Wool products are a great investment. Since wool fibers resist piling, snagging, and breaking, wool items typically outlast synthetic ones.
Unlike many artificial fibers wool naturally resists flaming. Wool does not melt and stick to the skin when on fire (like other fabrics) but usually smolders or chars instead of bursting into flame. Although intense fire would burn wool fabric, when the flame source is removed it normally self-extinguishes.
The itchiness of wool that some people experience is related to fiber diameter. Many people experience discomfort if more than 3 to 4 percent of the fibers are over 28 microns thick. Wool can be treated with chemicals or blended with other fibers to remove the itch factor.
Taking care of woolen products
It is always recommended not to wash your wool items in a washing machine or dry in a drier. Most manufacturers recommend dry cleaning woolen products although some garments or textile can be hand-washed and some even laundered by machine. Always check the care label.
Should you decide trying hand-washing your woollen belongins, read these tips:
– Clean wool fabric using lots of cool water and a mild detergent in lukewarm water. Never use hot water!
– Put the garment or textile item in water and soak for 3 to 5 minutes. Gently squeeze to allow water to penetrate the fabric.
– Rinse thoroughly with cool water.
– Squeeze gently to remove excess water. Do NOT wring the garment.
– To dry, lay your item on a flat surface, reshape it if necessary and then allow to dry. Do NOT hang to dry (this will cause the wool fabric to stretch). Do not use a drier (this will cause the shrinkage)!

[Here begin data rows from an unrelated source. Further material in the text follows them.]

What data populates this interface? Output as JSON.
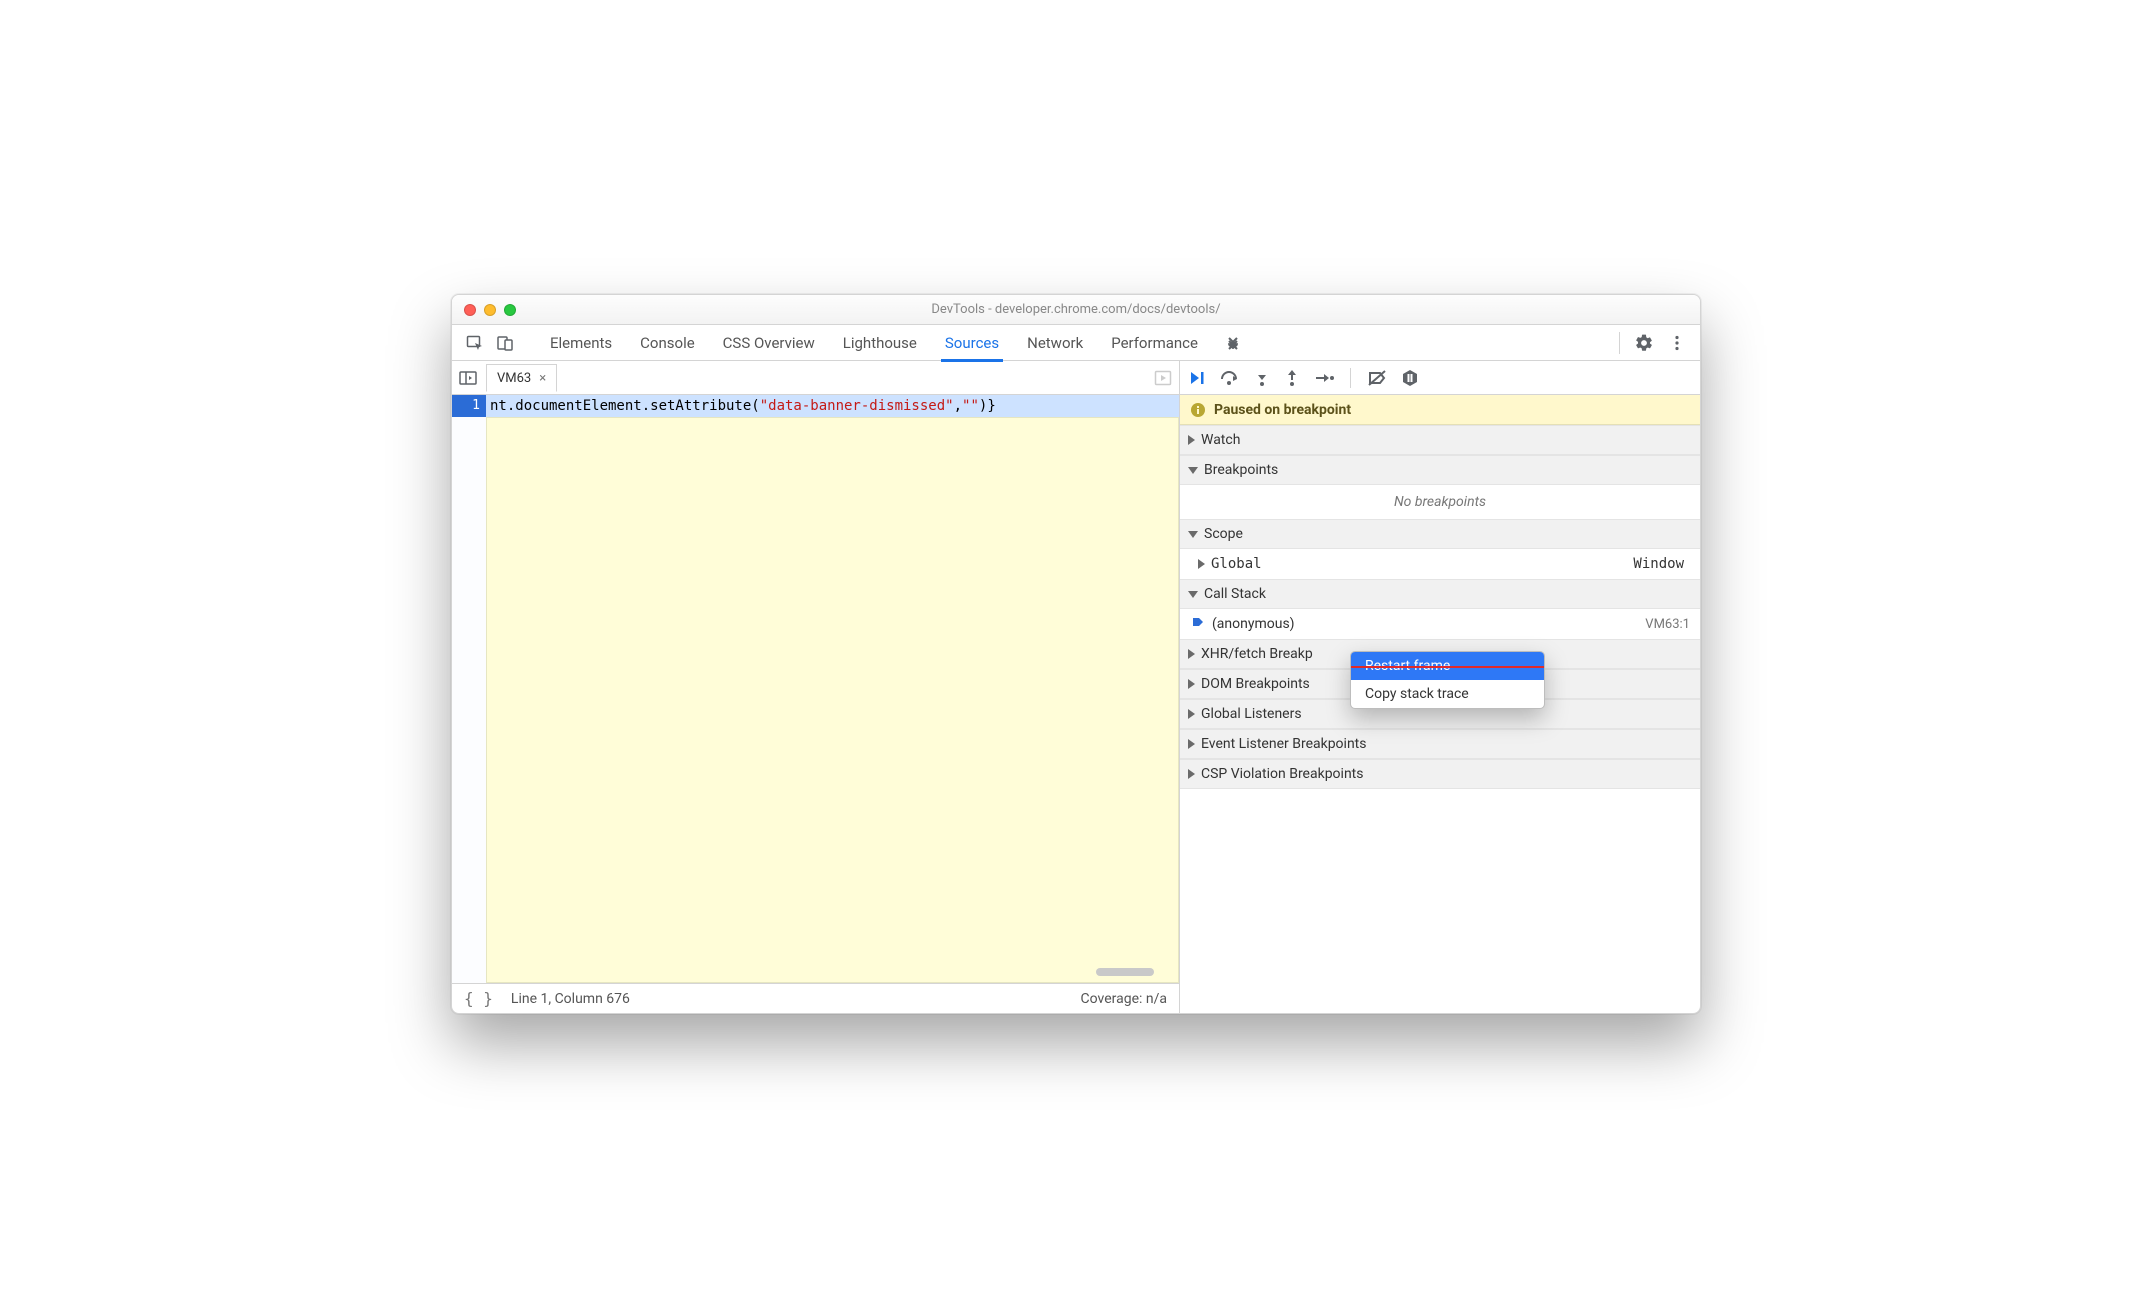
{
  "window_title": "DevTools - developer.chrome.com/docs/devtools/",
  "main_tabs": {
    "elements": "Elements",
    "console": "Console",
    "css_overview": "CSS Overview",
    "lighthouse": "Lighthouse",
    "sources": "Sources",
    "network": "Network",
    "performance": "Performance"
  },
  "source_tab": {
    "name": "VM63"
  },
  "code": {
    "line_number": "1",
    "prefix": "nt.documentElement.setAttribute(",
    "string_arg": "\"data-banner-dismissed\"",
    "mid": ",",
    "string_arg2": "\"\"",
    "suffix": ")}"
  },
  "status": {
    "linecol": "Line 1, Column 676",
    "coverage": "Coverage: n/a"
  },
  "paused_label": "Paused on breakpoint",
  "sections": {
    "watch": "Watch",
    "breakpoints": "Breakpoints",
    "no_breakpoints": "No breakpoints",
    "scope": "Scope",
    "scope_global": "Global",
    "scope_global_val": "Window",
    "callstack": "Call Stack",
    "frame_name": "(anonymous)",
    "frame_loc": "VM63:1",
    "xhr": "XHR/fetch Breakp",
    "dom": "DOM Breakpoints",
    "global_listeners": "Global Listeners",
    "event_listener": "Event Listener Breakpoints",
    "csp": "CSP Violation Breakpoints"
  },
  "context_menu": {
    "restart": "Restart frame",
    "copy_stack": "Copy stack trace"
  }
}
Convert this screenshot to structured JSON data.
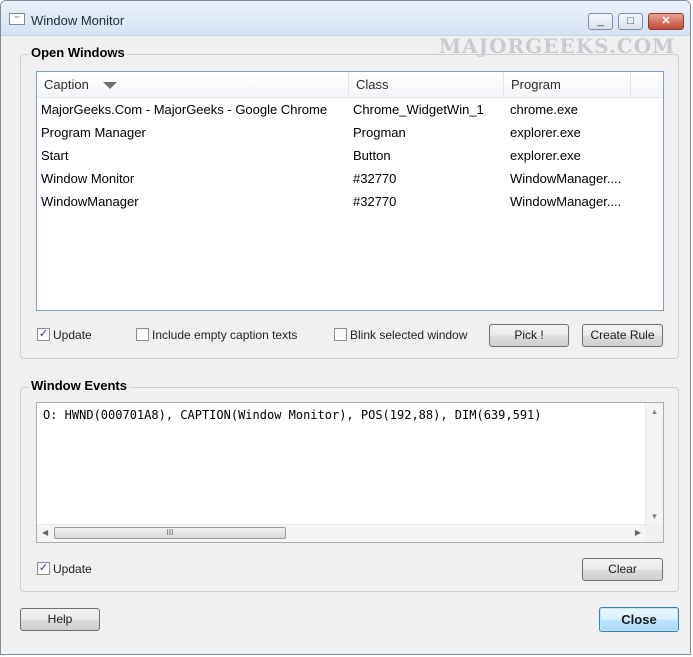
{
  "window": {
    "title": "Window Monitor",
    "icon": "window-app-icon",
    "controls": {
      "minimize": "_",
      "maximize": "□",
      "close": "✕"
    }
  },
  "watermark": "MAJORGEEKS.COM",
  "open_windows": {
    "title": "Open Windows",
    "columns": [
      "Caption",
      "Class",
      "Program"
    ],
    "rows": [
      [
        "MajorGeeks.Com - MajorGeeks - Google Chrome",
        "Chrome_WidgetWin_1",
        "chrome.exe"
      ],
      [
        "Program Manager",
        "Progman",
        "explorer.exe"
      ],
      [
        "Start",
        "Button",
        "explorer.exe"
      ],
      [
        "Window Monitor",
        "#32770",
        "WindowManager...."
      ],
      [
        "WindowManager",
        "#32770",
        "WindowManager...."
      ]
    ],
    "update_label": "Update",
    "update_checked": "✓",
    "empty_caption_label": "Include empty caption texts",
    "blink_label": "Blink selected window",
    "pick_label": "Pick !",
    "create_rule_label": "Create Rule"
  },
  "window_events": {
    "title": "Window Events",
    "log": "O: HWND(000701A8), CAPTION(Window Monitor), POS(192,88), DIM(639,591)",
    "update_label": "Update",
    "update_checked": "✓",
    "clear_label": "Clear",
    "hscroll_grip": "III"
  },
  "footer": {
    "help_label": "Help",
    "close_label": "Close"
  }
}
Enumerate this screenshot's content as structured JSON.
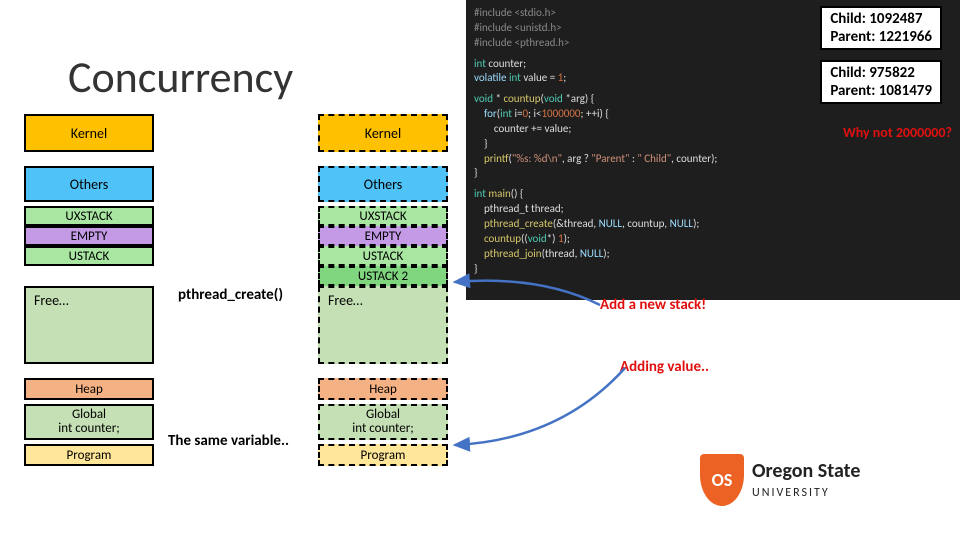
{
  "title": "Concurrency",
  "blocks": {
    "kernel": "Kernel",
    "others": "Others",
    "uxstack": "UXSTACK",
    "empty": "EMPTY",
    "ustack": "USTACK",
    "ustack2": "USTACK 2",
    "free": "Free…",
    "heap": "Heap",
    "global": "Global\nint counter;",
    "program": "Program"
  },
  "labels": {
    "pthread_create": "pthread_create()",
    "same_var": "The same variable..",
    "add_stack": "Add a new stack!",
    "adding_value": "Adding value..",
    "why_not": "Why not 2000000?"
  },
  "code": {
    "l1": "#include <stdio.h>",
    "l2": "#include <unistd.h>",
    "l3": "#include <pthread.h>",
    "l4": "int counter;",
    "l5": "volatile int value = 1;",
    "l6a": "void * countup(void *arg) {",
    "l6b": "    for(int i=0; i<1000000; ++i) {",
    "l6c": "        counter += value;",
    "l6d": "    }",
    "l6e": "    printf(\"%s: %d\\n\", arg ? \"Parent\" : \" Child\", counter);",
    "l6f": "}",
    "l7a": "int main() {",
    "l7b": "    pthread_t thread;",
    "l7c": "    pthread_create(&thread, NULL, countup, NULL);",
    "l7d": "    countup((void*) 1);",
    "l7e": "    pthread_join(thread, NULL);",
    "l7f": "}"
  },
  "output": {
    "o1a": " Child: 1092487",
    "o1b": "Parent: 1221966",
    "o2a": " Child: 975822",
    "o2b": "Parent: 1081479"
  },
  "logo": {
    "name": "Oregon State",
    "sub": "UNIVERSITY",
    "mark": "OS"
  }
}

With proper care woolen clothing or throws and blankets will look great for years.
Pingback: Baby Alpaca Throws: Where the Wool Comes From? - Woolme News
Very atractive lines are written here . It helps me a lot for my summer holiday homework. I will always use this site for my homeworks and Thank you a lot for my help.
And do not lay your wool sweater out in the sun to dry.
It is very nice to find out amazing facts about different kinds of wool that can make any sort of thing like blankets,scarves and beanies so thanks for the info.
Pingback: Terry, Wool and Linen – which Blanket is the Most Suitable for You? | Linenbeauty
Pingback: Antіԛuе Rugs – Zubeyr- Kureemun
thanks a lot it helped me a lot for my holiday homeworks thanks again thanks a lot
It helped me in my work.thanks
This helped me a lot more in my homework
Angora wool can also come from angora goat.
No, Angora wool is obtained from Angora rabbit
Pingback: Different Varieties of Wools » Andrea Lebeau Designs
Thank you for the information.
There doesn’t seem to be much out there about Wool.
Thank you to all the animals out there 🙂
You can see more articles about wool on our blog https://www.woolme.com/blog/
Thank you for the types of wool, found it really interesting to read.
My brother suggested I would possibly like this web site. He was once totally right. This put up actually made my day. You can not believe simply how so much time I had spent for this information! Thank you!